■ Exercise directions
Retype every entry exactly, character for character.

■ Information shown
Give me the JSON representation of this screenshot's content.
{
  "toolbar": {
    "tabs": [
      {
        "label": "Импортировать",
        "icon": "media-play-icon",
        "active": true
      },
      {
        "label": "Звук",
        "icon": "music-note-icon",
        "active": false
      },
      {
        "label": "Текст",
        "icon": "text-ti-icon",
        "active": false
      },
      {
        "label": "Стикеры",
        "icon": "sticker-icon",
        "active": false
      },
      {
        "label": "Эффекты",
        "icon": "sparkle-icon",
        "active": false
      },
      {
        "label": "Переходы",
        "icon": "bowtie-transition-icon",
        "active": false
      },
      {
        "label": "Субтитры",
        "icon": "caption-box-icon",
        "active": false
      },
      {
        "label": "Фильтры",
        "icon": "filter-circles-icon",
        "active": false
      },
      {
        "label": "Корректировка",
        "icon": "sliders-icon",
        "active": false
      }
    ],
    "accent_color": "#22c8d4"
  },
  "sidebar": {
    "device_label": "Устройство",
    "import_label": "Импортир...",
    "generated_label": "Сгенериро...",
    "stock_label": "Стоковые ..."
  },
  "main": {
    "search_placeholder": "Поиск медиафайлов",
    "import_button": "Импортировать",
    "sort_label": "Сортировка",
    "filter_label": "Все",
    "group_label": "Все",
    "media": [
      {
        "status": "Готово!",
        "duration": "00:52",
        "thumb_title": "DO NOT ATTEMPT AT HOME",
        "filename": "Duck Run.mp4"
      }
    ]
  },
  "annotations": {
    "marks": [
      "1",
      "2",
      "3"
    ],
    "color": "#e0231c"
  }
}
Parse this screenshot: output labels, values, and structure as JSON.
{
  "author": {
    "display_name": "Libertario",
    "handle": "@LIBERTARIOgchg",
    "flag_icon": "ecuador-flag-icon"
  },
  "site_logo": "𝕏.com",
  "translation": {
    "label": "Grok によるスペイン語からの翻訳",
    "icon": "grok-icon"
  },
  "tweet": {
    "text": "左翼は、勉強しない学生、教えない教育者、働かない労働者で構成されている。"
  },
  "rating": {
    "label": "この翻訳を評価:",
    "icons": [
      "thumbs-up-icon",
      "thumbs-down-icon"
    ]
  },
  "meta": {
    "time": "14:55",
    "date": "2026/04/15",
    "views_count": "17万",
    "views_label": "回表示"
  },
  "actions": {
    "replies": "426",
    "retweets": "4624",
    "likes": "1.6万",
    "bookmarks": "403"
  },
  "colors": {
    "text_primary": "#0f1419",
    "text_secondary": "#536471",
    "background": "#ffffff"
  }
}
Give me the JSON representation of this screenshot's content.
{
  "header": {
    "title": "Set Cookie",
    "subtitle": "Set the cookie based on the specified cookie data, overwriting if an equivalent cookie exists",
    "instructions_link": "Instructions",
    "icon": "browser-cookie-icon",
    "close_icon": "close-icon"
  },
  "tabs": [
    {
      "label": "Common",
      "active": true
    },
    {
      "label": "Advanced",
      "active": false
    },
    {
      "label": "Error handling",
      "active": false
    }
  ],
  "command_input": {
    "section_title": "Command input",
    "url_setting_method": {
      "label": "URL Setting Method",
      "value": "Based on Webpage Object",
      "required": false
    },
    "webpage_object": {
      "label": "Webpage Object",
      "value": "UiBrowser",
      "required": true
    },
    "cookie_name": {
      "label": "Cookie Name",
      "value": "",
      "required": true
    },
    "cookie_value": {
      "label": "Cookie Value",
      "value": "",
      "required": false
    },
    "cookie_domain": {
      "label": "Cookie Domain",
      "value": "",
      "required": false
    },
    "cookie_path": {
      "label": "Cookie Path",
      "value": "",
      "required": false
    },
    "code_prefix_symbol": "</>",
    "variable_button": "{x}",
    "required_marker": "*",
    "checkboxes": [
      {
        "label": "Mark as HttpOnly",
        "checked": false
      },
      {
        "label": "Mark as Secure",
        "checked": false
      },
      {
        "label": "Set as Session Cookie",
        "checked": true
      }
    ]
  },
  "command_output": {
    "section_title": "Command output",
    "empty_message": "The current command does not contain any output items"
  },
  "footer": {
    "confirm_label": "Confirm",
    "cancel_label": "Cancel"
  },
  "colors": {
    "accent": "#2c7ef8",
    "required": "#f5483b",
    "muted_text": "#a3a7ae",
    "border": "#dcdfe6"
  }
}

■ Answer box
Give me the JSON representation of this screenshot's content.
{
  "toolbar": {
    "tabs": [
      {
        "label": "Импортировать",
        "icon": "media-play-icon",
        "active": true
      },
      {
        "label": "Звук",
        "icon": "music-note-icon",
        "active": false
      },
      {
        "label": "Текст",
        "icon": "text-ti-icon",
        "active": false
      },
      {
        "label": "Стикеры",
        "icon": "sticker-icon",
        "active": false
      },
      {
        "label": "Эффекты",
        "icon": "sparkle-icon",
        "active": false
      },
      {
        "label": "Переходы",
        "icon": "bowtie-transition-icon",
        "active": false
      },
      {
        "label": "Субтитры",
        "icon": "caption-box-icon",
        "active": false
      },
      {
        "label": "Фильтры",
        "icon": "filter-circles-icon",
        "active": false
      },
      {
        "label": "Корректировка",
        "icon": "sliders-icon",
        "active": false
      }
    ],
    "accent_color": "#22c8d4"
  },
  "sidebar": {
    "device_label": "Устройство",
    "import_label": "Импортир...",
    "generated_label": "Сгенериро...",
    "stock_label": "Стоковые ..."
  },
  "main": {
    "search_placeholder": "Поиск медиафайлов",
    "import_button": "Импортировать",
    "sort_label": "Сортировка",
    "filter_label": "Все",
    "group_label": "Все",
    "media": [
      {
        "status": "Готово!",
        "duration": "00:52",
        "thumb_title": "DO NOT ATTEMPT AT HOME",
        "filename": "Duck Run.mp4"
      }
    ]
  },
  "annotations": {
    "marks": [
      "1",
      "2",
      "3"
    ],
    "color": "#e0231c"
  }
}
Parse this screenshot: output labels, values, and structure as JSON.
{
  "author": {
    "display_name": "Libertario",
    "handle": "@LIBERTARIOgchg",
    "flag_icon": "ecuador-flag-icon"
  },
  "site_logo": "𝕏.com",
  "translation": {
    "label": "Grok によるスペイン語からの翻訳",
    "icon": "grok-icon"
  },
  "tweet": {
    "text": "左翼は、勉強しない学生、教えない教育者、働かない労働者で構成されている。"
  },
  "rating": {
    "label": "この翻訳を評価:",
    "icons": [
      "thumbs-up-icon",
      "thumbs-down-icon"
    ]
  },
  "meta": {
    "time": "14:55",
    "date": "2026/04/15",
    "views_count": "17万",
    "views_label": "回表示"
  },
  "actions": {
    "replies": "426",
    "retweets": "4624",
    "likes": "1.6万",
    "bookmarks": "403"
  },
  "colors": {
    "text_primary": "#0f1419",
    "text_secondary": "#536471",
    "background": "#ffffff"
  }
}
Give me the JSON representation of this screenshot's content.
{
  "header": {
    "title": "Set Cookie",
    "subtitle": "Set the cookie based on the specified cookie data, overwriting if an equivalent cookie exists",
    "instructions_link": "Instructions",
    "icon": "browser-cookie-icon",
    "close_icon": "close-icon"
  },
  "tabs": [
    {
      "label": "Common",
      "active": true
    },
    {
      "label": "Advanced",
      "active": false
    },
    {
      "label": "Error handling",
      "active": false
    }
  ],
  "command_input": {
    "section_title": "Command input",
    "url_setting_method": {
      "label": "URL Setting Method",
      "value": "Based on Webpage Object",
      "required": false
    },
    "webpage_object": {
      "label": "Webpage Object",
      "value": "UiBrowser",
      "required": true
    },
    "cookie_name": {
      "label": "Cookie Name",
      "value": "",
      "required": true
    },
    "cookie_value": {
      "label": "Cookie Value",
      "value": "",
      "required": false
    },
    "cookie_domain": {
      "label": "Cookie Domain",
      "value": "",
      "required": false
    },
    "cookie_path": {
      "label": "Cookie Path",
      "value": "",
      "required": false
    },
    "code_prefix_symbol": "</>",
    "variable_button": "{x}",
    "required_marker": "*",
    "checkboxes": [
      {
        "label": "Mark as HttpOnly",
        "checked": false
      },
      {
        "label": "Mark as Secure",
        "checked": false
      },
      {
        "label": "Set as Session Cookie",
        "checked": true
      }
    ]
  },
  "command_output": {
    "section_title": "Command output",
    "empty_message": "The current command does not contain any output items"
  },
  "footer": {
    "confirm_label": "Confirm",
    "cancel_label": "Cancel"
  },
  "colors": {
    "accent": "#2c7ef8",
    "required": "#f5483b",
    "muted_text": "#a3a7ae",
    "border": "#dcdfe6"
  }
}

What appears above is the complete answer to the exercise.